Apart from the London mayoral elections, I have never voted Tory, but I know many black and brown people who have. My beautiful younger brother is one such person. Not only is Mohammed a proud Tory but he is also the chair and founder of the Somali Conservatives and will be standing for the party in 2018 local elections.
So when a 2010 blog by Kensington Labour MP Emma Dent Coad surfaced, referring to Shaun Bailey a “token ghetto boy”, I took offence. No, actually I was livid. Like my brother, Shaun is black and a Tory. My brother and many of those I love and respect, who are proud Conservative members, are not tokens. They are brave, bright people who have chosen to vote for and back a party they believe in. They also want to help it change.
As a child, Mohammed, like me, saw our grandfather dragged out of his bed in Hargeisa, now the capital of Somaliland, in the middle of the night for speaking out against a dictator. As a result of this and the civil war my family were forced to flee.
Something like that shapes your life. For my family it meant we became very political and some of us joined political parties.
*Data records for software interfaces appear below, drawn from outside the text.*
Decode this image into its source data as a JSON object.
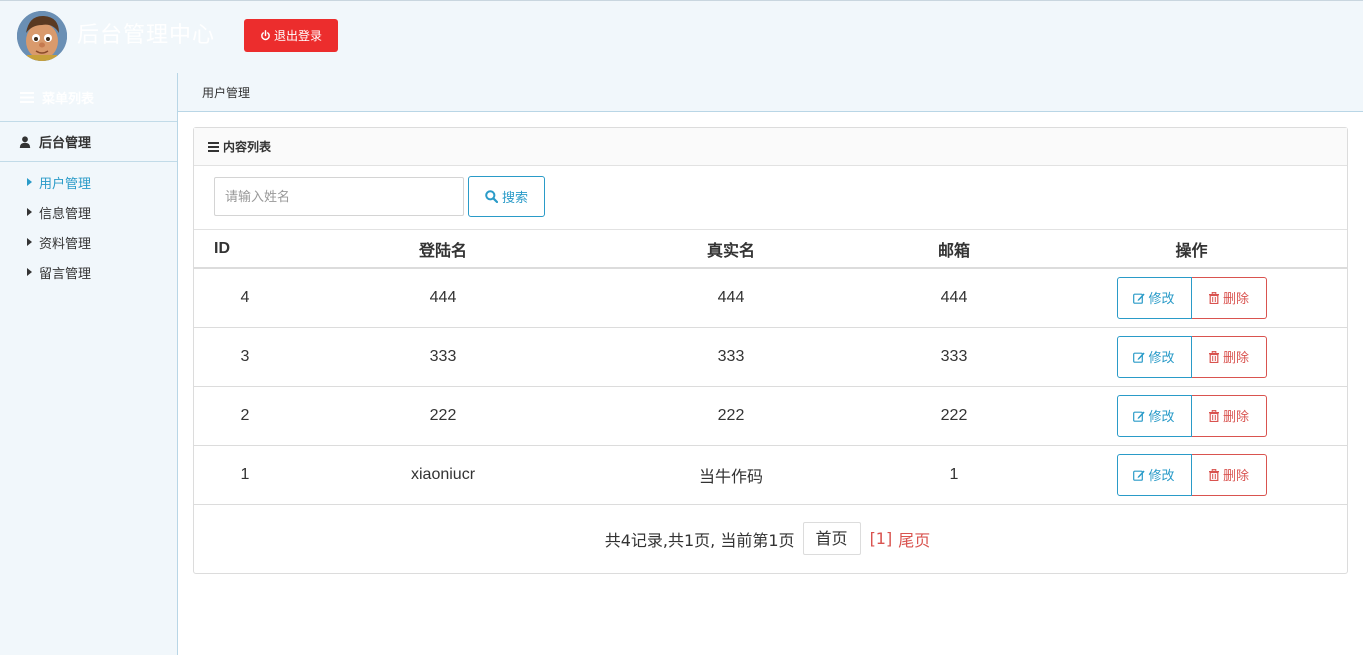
{
  "header": {
    "title": "后台管理中心",
    "logout_label": "退出登录"
  },
  "sidebar": {
    "menu_title": "菜单列表",
    "group_label": "后台管理",
    "items": [
      {
        "label": "用户管理",
        "active": true
      },
      {
        "label": "信息管理",
        "active": false
      },
      {
        "label": "资料管理",
        "active": false
      },
      {
        "label": "留言管理",
        "active": false
      }
    ]
  },
  "breadcrumb": "用户管理",
  "panel": {
    "title": "内容列表",
    "search": {
      "placeholder": "请输入姓名",
      "value": "",
      "button_label": "搜索"
    },
    "table": {
      "columns": [
        "ID",
        "登陆名",
        "真实名",
        "邮箱",
        "操作"
      ],
      "rows": [
        {
          "id": "4",
          "login": "444",
          "realname": "444",
          "email": "444"
        },
        {
          "id": "3",
          "login": "333",
          "realname": "333",
          "email": "333"
        },
        {
          "id": "2",
          "login": "222",
          "realname": "222",
          "email": "222"
        },
        {
          "id": "1",
          "login": "xiaoniucr",
          "realname": "当牛作码",
          "email": "1"
        }
      ],
      "edit_label": "修改",
      "delete_label": "删除"
    },
    "pager": {
      "info": "共4记录,共1页, 当前第1页",
      "first_label": "首页",
      "current_page": "[1]",
      "last_label": "尾页"
    }
  },
  "colors": {
    "accent": "#2a9bc8",
    "danger": "#d9534f",
    "logout": "#ec2d2d",
    "sidebar_bg": "#f1f7fb"
  },
  "icons": [
    "power-icon",
    "list-icon",
    "user-icon",
    "caret-right-icon",
    "search-icon",
    "edit-icon",
    "trash-icon"
  ]
}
None is perfect — I am a member of the Women’s Equality Party — but there is a prevalent idea that Labour owns black and minority ethnic (BAME) people, which I reject. That was the undertone of Dent Coad’s statement, and a toxic reminder of why Labour has lost me and many of my peers.
To me, the Labour Party is all talk and no action. I get trolled by its members and I have even been blocked on Twitter by members of the shadow cabinet — I think because I work with Tory MPs to end female genital mutilation.
Many on the Left still believe that FGM is a cultural issue and that we should be “talking” to abusers and prefer to “respect” differences rather than saving girls like me.
One senior Labour figure once told me they would have to see “how it plays out with the mosques” when I asked him to back me in my fight.
During my campaigning on FGM I have been open to working with anyone in power, but in my experience the Labour Party has shown little interest, while those in the Conservative Party have been quick to respond.
From David Cameron to the current Prime Minister, Conservative politicians have demonstrated that they care about ending FGM. For me and 200 million women across the world who have been cut this is crucial.
Today there is a real possibility that FGM can and will end within our lifetime and that is thanks to some very white and posh men who saw me and listened.
As Kemi Badenoch — a rising star and very black Tory MP — said, the attitude that black people cannot be Tories “traps many black children within imaginary boundaries they believe they aren’t allowed to cross. They end up living less than the very best lives they can.”
Seeing MPs such as Badenoch and James Cleverly in the House of Commons means that my niece and little cousins can see people like themselves in positions of power.
The BAME population of this great country is diverse, and as such, we have the constitutionally-given right to join and support whichever party we wish. Dent Coad and her party would do well to remember that.
I did not need Jeremy Corybn to unlock my talent in order to get three law degrees and I am not waiting for him and his band of Lefty loons to set me free.
Hijab Barbie is not for children to play with
I’ve never played with a Barbie doll and I don’t intend to buy one for any of the girls in my family. I totally get that the makers of Barbie want to sell more of them in the run-up to Christmas but I would not buy my six-year-old niece Sofia a make-up-wearing Barbie, and for the same reason I would not buy her a hijab-wearing one.
The hijab, like make-up and other things meant for adults, is not for children to play with. Instead I would love a world in which girls have strong female icons to admire in many industries — and not have dolls marketed to them by a company such as Mattel.
My homeland is leading the way in outlawing FGM
On Monday Somaliland held its fifth multi-party presidential election, though the results are not in yet. Despite the lack of international recognition, Somaliland is leading the way in the region on so many fronts. Last week, in the final days of the election campaign, I visited Hargeisa, the city of my birth, to lobby for legislation to ban FGM.
Somaliland has the world’s highest incidence of FGM. Like me, 98 per cent of women and girls in the country have undergone FGM — but there is hope. Not only did all three of the men seeking to be the next president agree with me on the subject, they and their party chairmen agreed to table legislation on FGM in their first 100 days.
I know politicians will say anything to get elected but sitting down with these men, I believed them.
I hope to travel back to Somaliland in February with Zac Goldsmith, who has played a significant role in supporting this work. Ending FGM within a generation is something I believe we will achieve. I am proud that Somaliland is leading the way.